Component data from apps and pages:
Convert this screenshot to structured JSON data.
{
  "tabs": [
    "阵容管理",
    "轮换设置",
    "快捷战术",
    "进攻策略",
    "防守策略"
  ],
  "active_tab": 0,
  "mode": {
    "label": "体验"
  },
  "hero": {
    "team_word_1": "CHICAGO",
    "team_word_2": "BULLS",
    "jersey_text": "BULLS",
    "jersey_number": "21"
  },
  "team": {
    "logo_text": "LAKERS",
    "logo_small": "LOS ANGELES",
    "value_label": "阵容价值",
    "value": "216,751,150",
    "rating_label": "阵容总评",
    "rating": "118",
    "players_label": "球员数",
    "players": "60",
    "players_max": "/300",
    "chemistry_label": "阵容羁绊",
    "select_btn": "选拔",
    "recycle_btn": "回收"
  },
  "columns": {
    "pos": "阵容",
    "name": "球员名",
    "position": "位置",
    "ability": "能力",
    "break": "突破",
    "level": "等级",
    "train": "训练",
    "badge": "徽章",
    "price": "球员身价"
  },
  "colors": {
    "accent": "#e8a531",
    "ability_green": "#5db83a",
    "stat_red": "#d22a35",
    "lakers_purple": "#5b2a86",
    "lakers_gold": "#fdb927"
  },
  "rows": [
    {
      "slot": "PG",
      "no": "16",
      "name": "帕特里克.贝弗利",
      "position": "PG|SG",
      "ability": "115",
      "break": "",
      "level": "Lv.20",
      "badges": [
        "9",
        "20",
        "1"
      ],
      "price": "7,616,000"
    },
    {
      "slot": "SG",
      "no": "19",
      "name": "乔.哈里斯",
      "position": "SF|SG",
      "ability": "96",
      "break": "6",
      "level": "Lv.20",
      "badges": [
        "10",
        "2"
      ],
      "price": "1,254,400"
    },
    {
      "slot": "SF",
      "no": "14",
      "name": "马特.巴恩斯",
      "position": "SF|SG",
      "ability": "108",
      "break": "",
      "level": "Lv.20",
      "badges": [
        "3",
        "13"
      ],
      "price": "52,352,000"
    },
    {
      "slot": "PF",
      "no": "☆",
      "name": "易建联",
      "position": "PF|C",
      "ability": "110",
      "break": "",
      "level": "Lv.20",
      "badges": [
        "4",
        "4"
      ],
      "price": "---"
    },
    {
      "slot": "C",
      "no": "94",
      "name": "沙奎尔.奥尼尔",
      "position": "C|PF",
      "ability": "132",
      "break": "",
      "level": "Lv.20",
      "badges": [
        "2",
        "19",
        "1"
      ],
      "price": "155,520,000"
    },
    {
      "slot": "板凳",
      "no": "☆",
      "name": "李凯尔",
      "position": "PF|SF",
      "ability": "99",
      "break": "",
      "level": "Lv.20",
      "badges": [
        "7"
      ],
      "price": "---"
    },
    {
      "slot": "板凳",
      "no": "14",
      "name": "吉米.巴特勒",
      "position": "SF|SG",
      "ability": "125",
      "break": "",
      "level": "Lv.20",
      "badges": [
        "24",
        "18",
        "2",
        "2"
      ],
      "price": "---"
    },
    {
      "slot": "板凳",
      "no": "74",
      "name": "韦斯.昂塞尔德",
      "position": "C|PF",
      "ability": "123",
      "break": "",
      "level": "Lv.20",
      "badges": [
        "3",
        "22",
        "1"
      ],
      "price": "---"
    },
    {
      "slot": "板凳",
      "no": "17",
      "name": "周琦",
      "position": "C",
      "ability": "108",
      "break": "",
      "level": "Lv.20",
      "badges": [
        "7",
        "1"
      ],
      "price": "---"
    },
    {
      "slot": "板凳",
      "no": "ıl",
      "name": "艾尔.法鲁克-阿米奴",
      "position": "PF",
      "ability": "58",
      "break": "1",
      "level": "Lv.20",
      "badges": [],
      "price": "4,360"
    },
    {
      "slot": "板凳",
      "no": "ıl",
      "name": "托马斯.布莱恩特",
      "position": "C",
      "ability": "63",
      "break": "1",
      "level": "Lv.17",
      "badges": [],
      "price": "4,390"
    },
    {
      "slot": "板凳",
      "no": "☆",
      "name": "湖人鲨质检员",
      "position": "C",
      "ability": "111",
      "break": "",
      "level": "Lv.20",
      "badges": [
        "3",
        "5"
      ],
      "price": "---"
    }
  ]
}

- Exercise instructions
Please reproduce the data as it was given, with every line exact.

- Task output
Convert this screenshot to structured JSON data.
{
  "tabs": [
    "阵容管理",
    "轮换设置",
    "快捷战术",
    "进攻策略",
    "防守策略"
  ],
  "active_tab": 0,
  "mode": {
    "label": "体验"
  },
  "hero": {
    "team_word_1": "CHICAGO",
    "team_word_2": "BULLS",
    "jersey_text": "BULLS",
    "jersey_number": "21"
  },
  "team": {
    "logo_text": "LAKERS",
    "logo_small": "LOS ANGELES",
    "value_label": "阵容价值",
    "value": "216,751,150",
    "rating_label": "阵容总评",
    "rating": "118",
    "players_label": "球员数",
    "players": "60",
    "players_max": "/300",
    "chemistry_label": "阵容羁绊",
    "select_btn": "选拔",
    "recycle_btn": "回收"
  },
  "columns": {
    "pos": "阵容",
    "name": "球员名",
    "position": "位置",
    "ability": "能力",
    "break": "突破",
    "level": "等级",
    "train": "训练",
    "badge": "徽章",
    "price": "球员身价"
  },
  "colors": {
    "accent": "#e8a531",
    "ability_green": "#5db83a",
    "stat_red": "#d22a35",
    "lakers_purple": "#5b2a86",
    "lakers_gold": "#fdb927"
  },
  "rows": [
    {
      "slot": "PG",
      "no": "16",
      "name": "帕特里克.贝弗利",
      "position": "PG|SG",
      "ability": "115",
      "break": "",
      "level": "Lv.20",
      "badges": [
        "9",
        "20",
        "1"
      ],
      "price": "7,616,000"
    },
    {
      "slot": "SG",
      "no": "19",
      "name": "乔.哈里斯",
      "position": "SF|SG",
      "ability": "96",
      "break": "6",
      "level": "Lv.20",
      "badges": [
        "10",
        "2"
      ],
      "price": "1,254,400"
    },
    {
      "slot": "SF",
      "no": "14",
      "name": "马特.巴恩斯",
      "position": "SF|SG",
      "ability": "108",
      "break": "",
      "level": "Lv.20",
      "badges": [
        "3",
        "13"
      ],
      "price": "52,352,000"
    },
    {
      "slot": "PF",
      "no": "☆",
      "name": "易建联",
      "position": "PF|C",
      "ability": "110",
      "break": "",
      "level": "Lv.20",
      "badges": [
        "4",
        "4"
      ],
      "price": "---"
    },
    {
      "slot": "C",
      "no": "94",
      "name": "沙奎尔.奥尼尔",
      "position": "C|PF",
      "ability": "132",
      "break": "",
      "level": "Lv.20",
      "badges": [
        "2",
        "19",
        "1"
      ],
      "price": "155,520,000"
    },
    {
      "slot": "板凳",
      "no": "☆",
      "name": "李凯尔",
      "position": "PF|SF",
      "ability": "99",
      "break": "",
      "level": "Lv.20",
      "badges": [
        "7"
      ],
      "price": "---"
    },
    {
      "slot": "板凳",
      "no": "14",
      "name": "吉米.巴特勒",
      "position": "SF|SG",
      "ability": "125",
      "break": "",
      "level": "Lv.20",
      "badges": [
        "24",
        "18",
        "2",
        "2"
      ],
      "price": "---"
    },
    {
      "slot": "板凳",
      "no": "74",
      "name": "韦斯.昂塞尔德",
      "position": "C|PF",
      "ability": "123",
      "break": "",
      "level": "Lv.20",
      "badges": [
        "3",
        "22",
        "1"
      ],
      "price": "---"
    },
    {
      "slot": "板凳",
      "no": "17",
      "name": "周琦",
      "position": "C",
      "ability": "108",
      "break": "",
      "level": "Lv.20",
      "badges": [
        "7",
        "1"
      ],
      "price": "---"
    },
    {
      "slot": "板凳",
      "no": "ıl",
      "name": "艾尔.法鲁克-阿米奴",
      "position": "PF",
      "ability": "58",
      "break": "1",
      "level": "Lv.20",
      "badges": [],
      "price": "4,360"
    },
    {
      "slot": "板凳",
      "no": "ıl",
      "name": "托马斯.布莱恩特",
      "position": "C",
      "ability": "63",
      "break": "1",
      "level": "Lv.17",
      "badges": [],
      "price": "4,390"
    },
    {
      "slot": "板凳",
      "no": "☆",
      "name": "湖人鲨质检员",
      "position": "C",
      "ability": "111",
      "break": "",
      "level": "Lv.20",
      "badges": [
        "3",
        "5"
      ],
      "price": "---"
    }
  ]
}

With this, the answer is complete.